→ **Directions for this task**:
The answer must consist of every line below containing "your".

(Information supplied Opens)

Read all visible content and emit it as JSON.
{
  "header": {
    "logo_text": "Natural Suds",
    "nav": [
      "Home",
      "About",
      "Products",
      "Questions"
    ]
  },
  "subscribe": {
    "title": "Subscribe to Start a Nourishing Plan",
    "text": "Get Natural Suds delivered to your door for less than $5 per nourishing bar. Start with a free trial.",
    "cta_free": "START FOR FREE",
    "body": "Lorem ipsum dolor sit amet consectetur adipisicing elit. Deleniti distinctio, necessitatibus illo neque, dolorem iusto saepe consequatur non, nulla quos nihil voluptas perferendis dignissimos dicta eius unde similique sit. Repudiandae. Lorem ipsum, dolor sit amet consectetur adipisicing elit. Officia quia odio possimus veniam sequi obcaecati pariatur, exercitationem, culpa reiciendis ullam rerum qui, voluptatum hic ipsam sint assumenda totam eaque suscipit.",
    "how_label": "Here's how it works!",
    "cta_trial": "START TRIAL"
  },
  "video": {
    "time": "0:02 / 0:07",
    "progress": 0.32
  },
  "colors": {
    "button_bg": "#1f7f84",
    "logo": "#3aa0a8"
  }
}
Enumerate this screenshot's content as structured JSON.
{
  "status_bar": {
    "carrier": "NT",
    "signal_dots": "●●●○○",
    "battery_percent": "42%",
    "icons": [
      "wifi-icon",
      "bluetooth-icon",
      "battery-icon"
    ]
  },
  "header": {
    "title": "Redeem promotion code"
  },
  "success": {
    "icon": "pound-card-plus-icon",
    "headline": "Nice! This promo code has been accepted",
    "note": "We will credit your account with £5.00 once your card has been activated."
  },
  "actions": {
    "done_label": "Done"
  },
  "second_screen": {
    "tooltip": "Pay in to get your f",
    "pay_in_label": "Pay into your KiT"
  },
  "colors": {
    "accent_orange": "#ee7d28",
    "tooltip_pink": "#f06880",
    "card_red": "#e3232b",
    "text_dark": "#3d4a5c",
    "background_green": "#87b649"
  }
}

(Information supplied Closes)

→ **Task output**:
    "text": "Get Natural Suds delivered to your door for less than $5 per nourishing bar. Start with a free trial.",
    "note": "We will credit your account with £5.00 once your card has been activated."
    "tooltip": "Pay in to get your f",
    "pay_in_label": "Pay into your KiT"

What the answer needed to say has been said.